- **REQUIRED ACTION**
Each image should be skipped while the records are restated word for word.

▼

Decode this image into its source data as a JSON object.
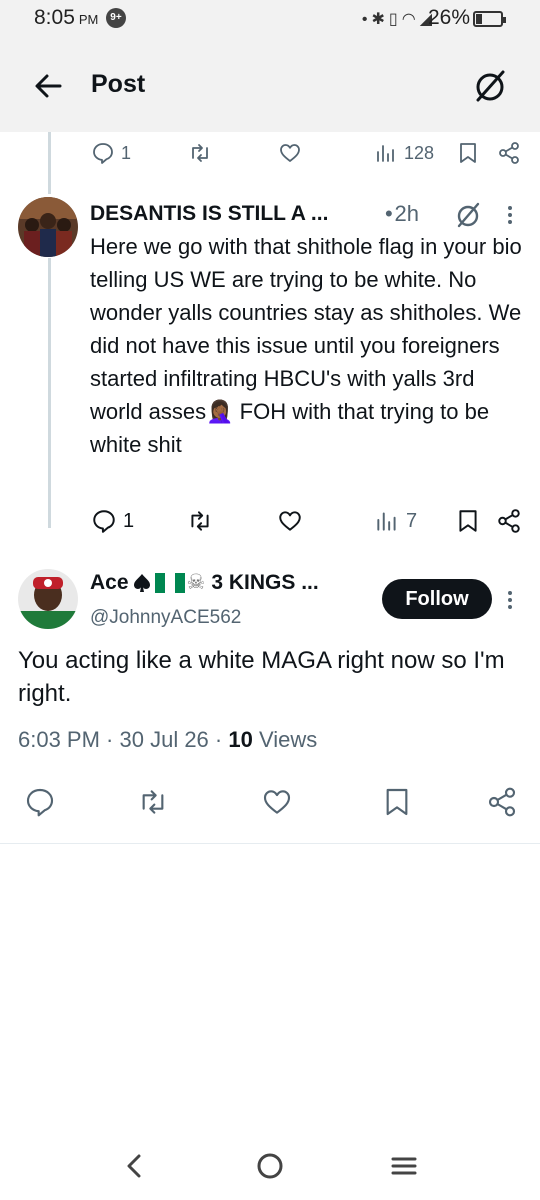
{
  "status_bar": {
    "time": "8:05",
    "ampm": "PM",
    "notification_badge": "9+",
    "battery_percent": "26%",
    "battery_level": 0.26,
    "icons": [
      "dot-icon",
      "bluetooth-icon",
      "vibrate-icon",
      "wifi-icon",
      "signal-icon"
    ]
  },
  "header": {
    "title": "Post",
    "back_icon": "arrow-left-icon",
    "grok_icon": "grok-icon"
  },
  "parent_tweet_actions": {
    "replies": "1",
    "reposts": "",
    "likes": "",
    "views": "128"
  },
  "reply_tweet": {
    "display_name": "DESANTIS IS STILL A ...",
    "time": "2h",
    "text": "Here we go with that shithole flag in your bio telling US WE are trying to be white. No wonder yalls countries stay as shitholes. We did not have this issue until you foreigners started infiltrating HBCU's with yalls 3rd world asses🤦🏾‍♀️ FOH with that trying to be white shit",
    "actions": {
      "replies": "1",
      "reposts": "",
      "likes": "",
      "views": "7"
    }
  },
  "main_tweet": {
    "display_name_prefix": "Ace",
    "display_name_suffix": "3 KINGS ...",
    "handle": "@JohnnyACE562",
    "follow_label": "Follow",
    "text": "You acting like a white MAGA right now so I'm right.",
    "time": "6:03 PM",
    "date": "30 Jul 26",
    "views_count": "10",
    "views_label": "Views"
  },
  "colors": {
    "text_primary": "#0f1419",
    "text_secondary": "#536471",
    "header_bg": "#f2f2f2",
    "follow_bg": "#0f1419",
    "thread_line": "#cfd9de"
  }
}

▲

- **EXERCISE SOLUTION**
Decode this image into its source data as a JSON object.
{
  "status_bar": {
    "time": "8:05",
    "ampm": "PM",
    "notification_badge": "9+",
    "battery_percent": "26%",
    "battery_level": 0.26,
    "icons": [
      "dot-icon",
      "bluetooth-icon",
      "vibrate-icon",
      "wifi-icon",
      "signal-icon"
    ]
  },
  "header": {
    "title": "Post",
    "back_icon": "arrow-left-icon",
    "grok_icon": "grok-icon"
  },
  "parent_tweet_actions": {
    "replies": "1",
    "reposts": "",
    "likes": "",
    "views": "128"
  },
  "reply_tweet": {
    "display_name": "DESANTIS IS STILL A ...",
    "time": "2h",
    "text": "Here we go with that shithole flag in your bio telling US WE are trying to be white. No wonder yalls countries stay as shitholes. We did not have this issue until you foreigners started infiltrating HBCU's with yalls 3rd world asses🤦🏾‍♀️ FOH with that trying to be white shit",
    "actions": {
      "replies": "1",
      "reposts": "",
      "likes": "",
      "views": "7"
    }
  },
  "main_tweet": {
    "display_name_prefix": "Ace",
    "display_name_suffix": "3 KINGS ...",
    "handle": "@JohnnyACE562",
    "follow_label": "Follow",
    "text": "You acting like a white MAGA right now so I'm right.",
    "time": "6:03 PM",
    "date": "30 Jul 26",
    "views_count": "10",
    "views_label": "Views"
  },
  "colors": {
    "text_primary": "#0f1419",
    "text_secondary": "#536471",
    "header_bg": "#f2f2f2",
    "follow_bg": "#0f1419",
    "thread_line": "#cfd9de"
  }
}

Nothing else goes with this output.